Topic: 12.3 Shipping
Statistical estimation of cost functions for sea transport in dry bulk carriers indicates that the effect of distance on freight rates is less than it appears to be in engineering cost functions. This is important for cost-benefit analysis of port projects.
The author compares cargo handling rates and costs at sea and in port. There are so many systems available that no clear-cut choices can be made, but deep sea roll-on-roll-off ships seem likely to make a powerful challenge on third world routes.
Dr Saggar finds that very large economies could be effected by reducing the number of ports of call and thus increasing the number of voyages per annum. The largest and fastest ships may not be the most economical.
An examination of the system of conferences to control charges by cargo liners. The author concludes that conferences do not maximise profits and that the rate structure is too arbitrary to deter competition; rates based on costs of carriage plus a normal profit would serve the needs of trade much better.
This is a study of the costs of a defined cargo liner, with the object of discovering to what extent the true costs – as distinct from the market rates – of moving freight and passengers by sea are affected by differences in turn-round time and route length. A method of shadow prices is used and the results help one to judge how far it is worth spending money in other directions in order to improve turn-round time.

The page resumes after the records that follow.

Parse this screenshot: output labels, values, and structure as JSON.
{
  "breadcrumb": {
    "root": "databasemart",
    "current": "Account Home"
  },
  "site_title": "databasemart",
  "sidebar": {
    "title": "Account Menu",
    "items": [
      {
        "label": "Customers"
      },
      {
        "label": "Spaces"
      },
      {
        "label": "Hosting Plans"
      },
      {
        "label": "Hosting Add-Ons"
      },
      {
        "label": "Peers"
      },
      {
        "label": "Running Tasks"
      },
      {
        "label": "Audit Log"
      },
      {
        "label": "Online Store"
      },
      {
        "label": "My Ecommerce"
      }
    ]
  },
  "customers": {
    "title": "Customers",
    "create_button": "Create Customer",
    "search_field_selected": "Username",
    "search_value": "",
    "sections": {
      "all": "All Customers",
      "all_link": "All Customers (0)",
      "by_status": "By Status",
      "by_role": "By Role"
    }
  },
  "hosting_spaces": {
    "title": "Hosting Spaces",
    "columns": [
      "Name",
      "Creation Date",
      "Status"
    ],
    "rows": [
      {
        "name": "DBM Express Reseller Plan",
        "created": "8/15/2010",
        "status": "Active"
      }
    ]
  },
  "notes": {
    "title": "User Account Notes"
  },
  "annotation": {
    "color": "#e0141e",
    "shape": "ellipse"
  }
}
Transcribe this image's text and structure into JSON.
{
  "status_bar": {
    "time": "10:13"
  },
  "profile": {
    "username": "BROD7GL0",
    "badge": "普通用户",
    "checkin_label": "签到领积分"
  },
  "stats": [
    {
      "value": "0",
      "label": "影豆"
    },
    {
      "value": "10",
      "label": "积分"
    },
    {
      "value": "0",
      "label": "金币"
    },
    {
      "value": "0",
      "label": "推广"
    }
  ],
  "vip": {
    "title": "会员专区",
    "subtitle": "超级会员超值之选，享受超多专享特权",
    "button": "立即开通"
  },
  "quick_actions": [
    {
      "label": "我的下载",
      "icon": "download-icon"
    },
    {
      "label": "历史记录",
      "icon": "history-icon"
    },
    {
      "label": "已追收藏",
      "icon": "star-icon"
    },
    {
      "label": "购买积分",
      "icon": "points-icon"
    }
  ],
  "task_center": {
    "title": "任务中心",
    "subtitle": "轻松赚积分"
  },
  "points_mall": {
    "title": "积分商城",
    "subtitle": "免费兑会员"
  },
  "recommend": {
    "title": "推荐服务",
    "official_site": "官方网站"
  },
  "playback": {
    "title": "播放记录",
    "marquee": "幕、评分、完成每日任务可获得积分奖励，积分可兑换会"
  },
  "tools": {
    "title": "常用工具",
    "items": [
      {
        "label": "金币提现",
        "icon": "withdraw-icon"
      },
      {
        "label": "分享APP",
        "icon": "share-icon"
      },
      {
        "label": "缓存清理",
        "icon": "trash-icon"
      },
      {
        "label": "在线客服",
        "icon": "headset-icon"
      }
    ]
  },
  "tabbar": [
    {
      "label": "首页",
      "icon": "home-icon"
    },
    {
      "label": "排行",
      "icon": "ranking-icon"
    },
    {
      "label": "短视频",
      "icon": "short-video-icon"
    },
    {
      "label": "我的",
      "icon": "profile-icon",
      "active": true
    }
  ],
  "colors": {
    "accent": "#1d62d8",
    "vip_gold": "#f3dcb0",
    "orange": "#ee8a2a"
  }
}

The author gives a statistical analysis of the economics of Norwegian coastal shipping and considers its prospects in meeting new competition from road and air transport.